Data about app and page elements:
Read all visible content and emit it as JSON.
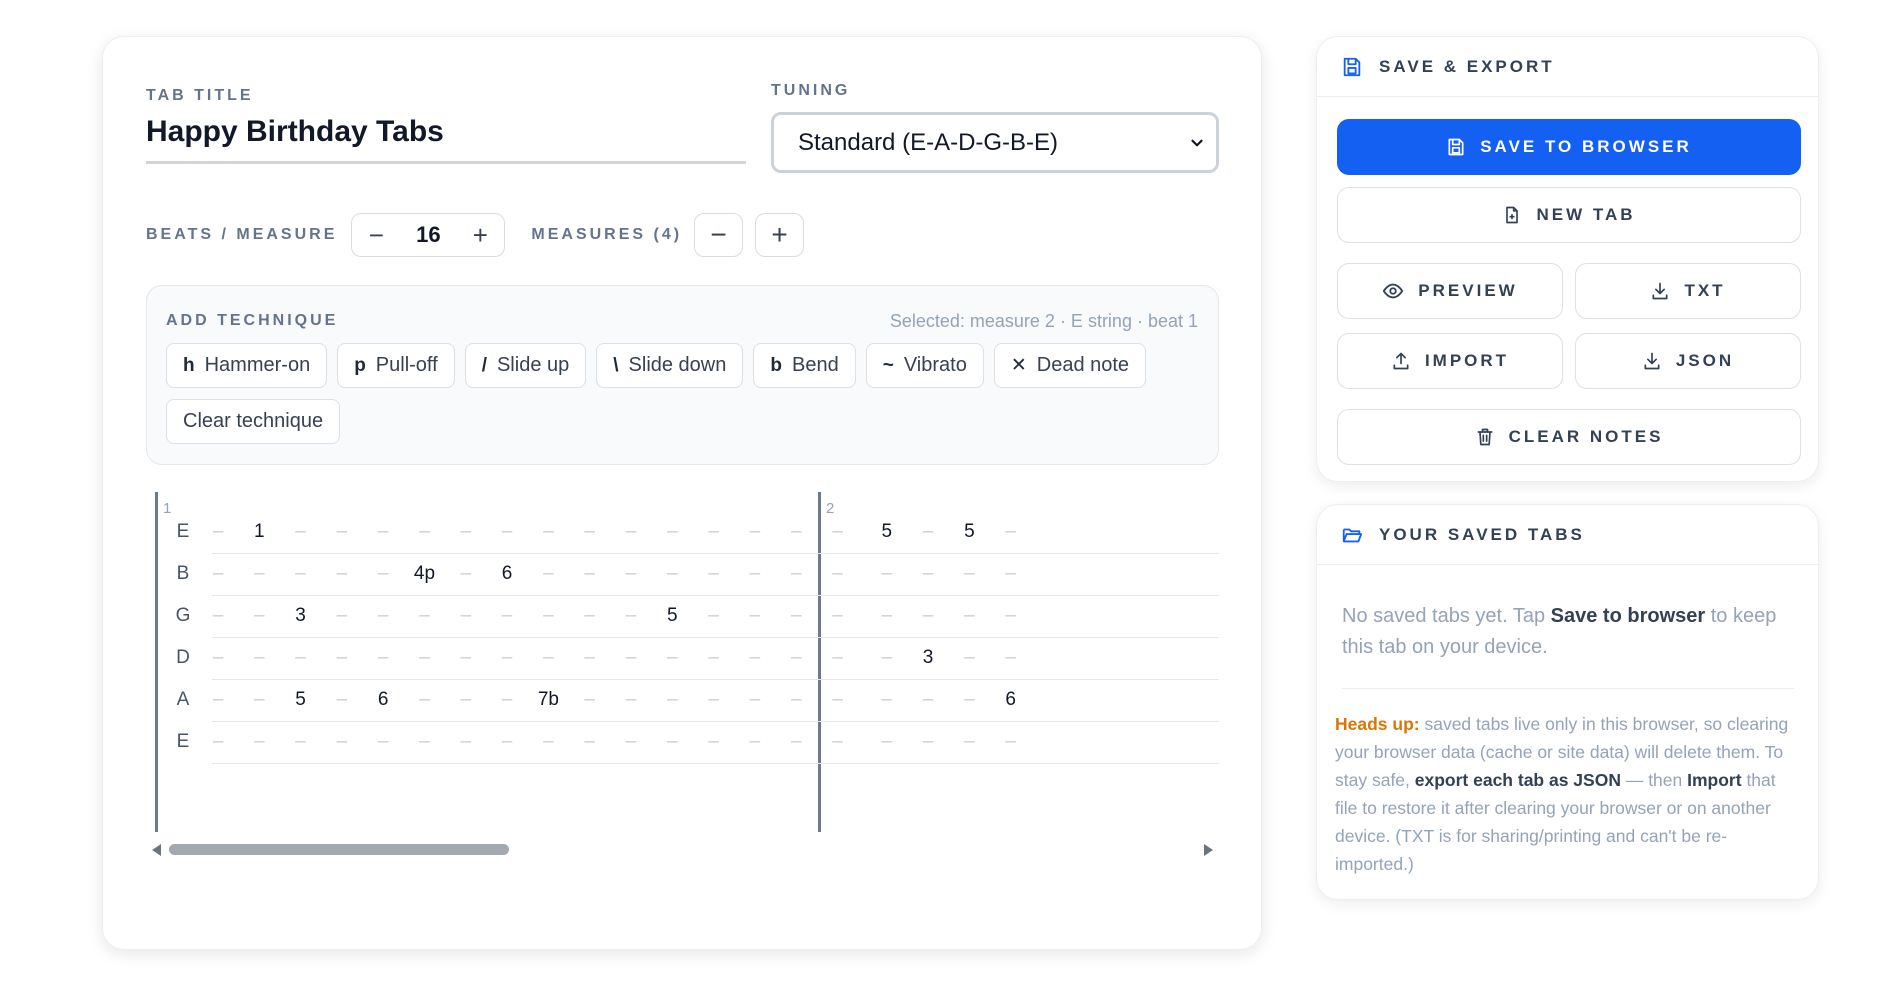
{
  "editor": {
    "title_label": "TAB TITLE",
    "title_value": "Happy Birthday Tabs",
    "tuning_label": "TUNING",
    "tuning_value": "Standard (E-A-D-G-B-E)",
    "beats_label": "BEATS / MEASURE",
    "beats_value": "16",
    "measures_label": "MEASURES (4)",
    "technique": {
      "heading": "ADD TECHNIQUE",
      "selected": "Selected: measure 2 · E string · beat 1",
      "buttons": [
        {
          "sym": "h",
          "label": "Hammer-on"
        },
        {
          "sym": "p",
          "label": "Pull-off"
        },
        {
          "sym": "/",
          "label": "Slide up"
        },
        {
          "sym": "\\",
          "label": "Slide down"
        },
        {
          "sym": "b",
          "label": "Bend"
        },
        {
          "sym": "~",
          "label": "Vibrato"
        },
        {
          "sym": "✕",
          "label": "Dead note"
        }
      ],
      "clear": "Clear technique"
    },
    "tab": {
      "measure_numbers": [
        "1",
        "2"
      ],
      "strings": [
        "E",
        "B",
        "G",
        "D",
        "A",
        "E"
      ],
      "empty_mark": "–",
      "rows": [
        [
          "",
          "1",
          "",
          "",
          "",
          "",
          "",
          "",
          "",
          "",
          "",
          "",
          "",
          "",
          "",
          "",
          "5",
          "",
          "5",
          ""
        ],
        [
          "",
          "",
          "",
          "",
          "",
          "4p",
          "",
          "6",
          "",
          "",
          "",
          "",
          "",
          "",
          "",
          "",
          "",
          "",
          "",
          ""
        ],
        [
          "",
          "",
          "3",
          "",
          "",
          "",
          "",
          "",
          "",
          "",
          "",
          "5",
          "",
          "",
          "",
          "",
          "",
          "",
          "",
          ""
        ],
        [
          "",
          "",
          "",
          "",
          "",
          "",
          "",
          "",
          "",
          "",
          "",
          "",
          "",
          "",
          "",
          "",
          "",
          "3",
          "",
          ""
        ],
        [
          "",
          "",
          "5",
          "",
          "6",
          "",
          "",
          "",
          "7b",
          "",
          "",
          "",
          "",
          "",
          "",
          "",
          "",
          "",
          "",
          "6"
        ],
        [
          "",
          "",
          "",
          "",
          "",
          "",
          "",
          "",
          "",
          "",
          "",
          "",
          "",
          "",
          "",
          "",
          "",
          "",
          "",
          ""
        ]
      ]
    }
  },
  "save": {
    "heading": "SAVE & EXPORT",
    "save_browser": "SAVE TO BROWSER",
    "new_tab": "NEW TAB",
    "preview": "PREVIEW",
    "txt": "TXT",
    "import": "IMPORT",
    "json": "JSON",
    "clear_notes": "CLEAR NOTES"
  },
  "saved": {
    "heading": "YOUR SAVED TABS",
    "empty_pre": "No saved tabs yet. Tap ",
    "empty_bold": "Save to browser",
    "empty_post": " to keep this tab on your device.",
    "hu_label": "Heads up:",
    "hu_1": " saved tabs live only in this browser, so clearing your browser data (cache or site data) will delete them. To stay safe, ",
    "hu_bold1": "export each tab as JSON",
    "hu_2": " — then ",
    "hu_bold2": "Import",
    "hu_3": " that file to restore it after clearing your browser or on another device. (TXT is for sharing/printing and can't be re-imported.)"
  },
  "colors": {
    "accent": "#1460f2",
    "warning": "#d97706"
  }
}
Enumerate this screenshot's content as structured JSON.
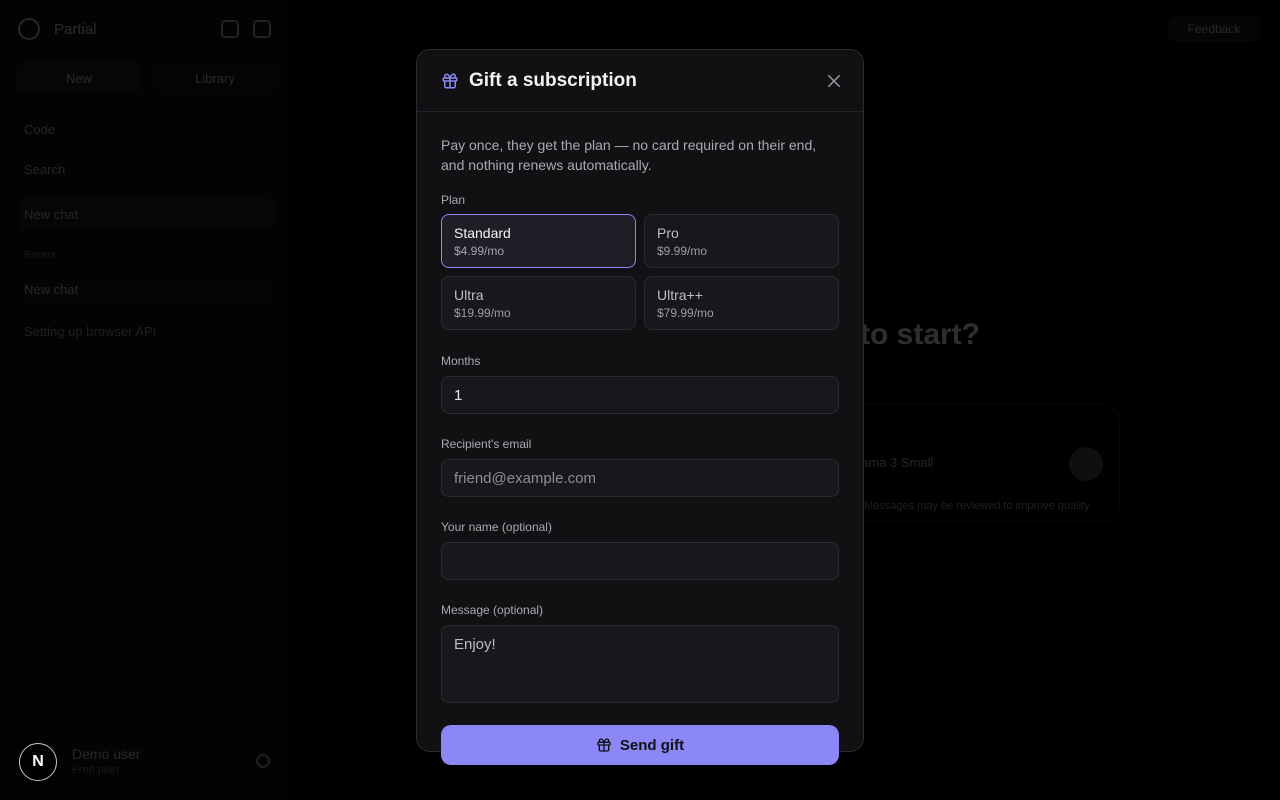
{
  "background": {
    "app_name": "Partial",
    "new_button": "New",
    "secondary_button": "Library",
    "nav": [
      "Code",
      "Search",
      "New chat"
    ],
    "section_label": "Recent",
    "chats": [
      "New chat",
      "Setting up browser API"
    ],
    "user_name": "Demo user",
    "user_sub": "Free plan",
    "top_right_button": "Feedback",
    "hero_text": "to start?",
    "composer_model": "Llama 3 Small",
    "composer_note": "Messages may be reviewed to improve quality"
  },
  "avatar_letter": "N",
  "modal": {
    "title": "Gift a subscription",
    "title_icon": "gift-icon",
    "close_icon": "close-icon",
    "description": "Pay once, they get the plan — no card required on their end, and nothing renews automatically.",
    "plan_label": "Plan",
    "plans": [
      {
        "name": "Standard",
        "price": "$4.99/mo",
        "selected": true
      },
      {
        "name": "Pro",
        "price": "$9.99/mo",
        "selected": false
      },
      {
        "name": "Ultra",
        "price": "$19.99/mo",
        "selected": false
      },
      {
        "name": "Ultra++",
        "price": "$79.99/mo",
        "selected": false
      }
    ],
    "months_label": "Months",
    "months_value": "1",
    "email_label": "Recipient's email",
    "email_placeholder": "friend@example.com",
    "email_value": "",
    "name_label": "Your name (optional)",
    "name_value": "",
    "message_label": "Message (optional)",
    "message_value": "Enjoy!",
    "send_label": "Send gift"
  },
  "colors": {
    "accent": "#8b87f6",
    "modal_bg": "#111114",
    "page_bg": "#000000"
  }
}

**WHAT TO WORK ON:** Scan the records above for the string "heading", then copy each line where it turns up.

**ANSWER AREA:**
      "heading": "ADD TECHNIQUE",
    "heading": "SAVE & EXPORT",
    "heading": "YOUR SAVED TABS",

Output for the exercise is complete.